The New Mexico Historic Theaters Initiative is part of an ongoing statewide effort led by the Economic Development Department and New Mexico MainStreet to rehabilitate historic theaters and install new digital projection and sound equipment to prevent them from going dark.
Nationwide, many small town theaters have closed their doors because of the high cost of digital projection equipment. Besides loss of a business anchor in downtown districts, the loss of an entertainment venue has negative impacts on quality of life, retail leakage and community morale.
Secretary Jon Barela saw the potential negative impact and challenged the leadership of the New Mexico MainStreet Program and the Finance Development Team to develop a unique partnership to restore historic theaters and reinvest in the new digital media upgrades. Working with municipal partners the department uses the state’s Local Economic Development Act (LEDA) and other programs to restore these treasures from the golden age of movies. Other contributors to the initiative are the New Mexico Historic Preservation Division (HPD) and the University of New Mexico’s School of Architecture and Planning.
Preserving historic theaters has immediate and long-term economic and cultural benefits. According to Ken Stein, President of the League of Historic American Theaters, a single historic theater in a small city (Population less than 50k) has the potential to sustain 27 full-time equivalent jobs; create $950,000 in total expenditures; generate $84,000 in revenue for state and local governments; and add $568,000 to household incomes (LHAT.org).
Since January 2013, the Economic Development Department has provided grants to six publically owned classic theaters throughout New Mexico. These include the Luna Theater in Clayton, the Silco Theater in Silver City, the Lea Theatre in Lovington, the Shuler Theater in Raton, the El Morro Theater in Gallup and the Lyceum Theater in Clovis. Each historic theater has been identified as a catalytic economic driver for their respective community.
The New Mexico MainStreet program provides technical assistance to affiliated community programs to assess their theaters, develop architectural plans and cost estimates for rehabilitation projects, advice on operations and business plans, programming and industry contacts, and hosts an annual New Mexico MainStreet Historic Theaters Institute.

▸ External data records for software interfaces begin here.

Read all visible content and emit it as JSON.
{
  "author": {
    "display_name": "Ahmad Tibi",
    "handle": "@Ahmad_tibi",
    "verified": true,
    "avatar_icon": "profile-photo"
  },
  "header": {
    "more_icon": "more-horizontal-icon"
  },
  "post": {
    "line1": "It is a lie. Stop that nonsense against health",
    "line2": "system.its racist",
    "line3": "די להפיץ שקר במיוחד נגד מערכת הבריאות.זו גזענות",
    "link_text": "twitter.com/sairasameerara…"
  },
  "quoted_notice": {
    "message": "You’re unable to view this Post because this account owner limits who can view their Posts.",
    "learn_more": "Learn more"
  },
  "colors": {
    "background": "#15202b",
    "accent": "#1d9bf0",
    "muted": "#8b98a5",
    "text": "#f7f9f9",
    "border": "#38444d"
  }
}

New Mexico MainStreet hosted the first ever “New Mexico MainStreet Historic Theaters Institute” at the Shuler Theater in Raton in June 2015, to help communities and theater operators breathe new life into aging stages and auditoriums. The Institute featured workshops on new trends in cinema; digital conversion; fostering local community theater programs; and innovative operating strategies, including fundraising and programming for the cinema and theater business. There were more than 50 owners, operators, programmers, and advocates for New Mexico’s Historic Theaters in attendance representing nine different communities throughout the state.
For more information about the New Mexico Historic Theaters Initiative, please contact Daniel Gutierrez, Assistant MainStreet Director, 505.827.0151 or email@example.com
A new initiative for 2015, the Historic Plazas of New Mexico is a cultural asset revitalization program in partnership with local communities. Those communities who have decided the restoration of their historic plazas and courthouse squares are central to their community's cultural traditions and have developed a stakeholder group to shepherd the project through a community-based planning process may apply. With its town and village partners, the program seeks to restore these central gathering places of the community. Professional technical assistance is provided through the New Mexico MainStreet Team.
Both programs are an outgrowth of the development of a cultural assets inventory of historic community resources within traditional village and town centers by New Mexico MainStreet. Various historic theaters and plazas around the state were documented, including traditional Hispanic, Mexican and Native American plazas. That inventory was broadened to include a wide variety of architectural and cultural resources in New Mexico’s MainStreet and Arts & Cultural Districts, including but not limited to: historic hotels, scenic byways, historic railroad buildings, WPA era buildings and various periods of architectural construction.
For residents and visitors wishing to discover that rich legacy of history and heritage of New Mexico’s historic and traditional downtowns, a visit to the Off the Road New Mexico website will open the door to a photo journey and the initial history of those great buildings.
For further information please contact: Rich Williams, MainStreet Director, 505.827.0168 or firstname.lastname@example.org.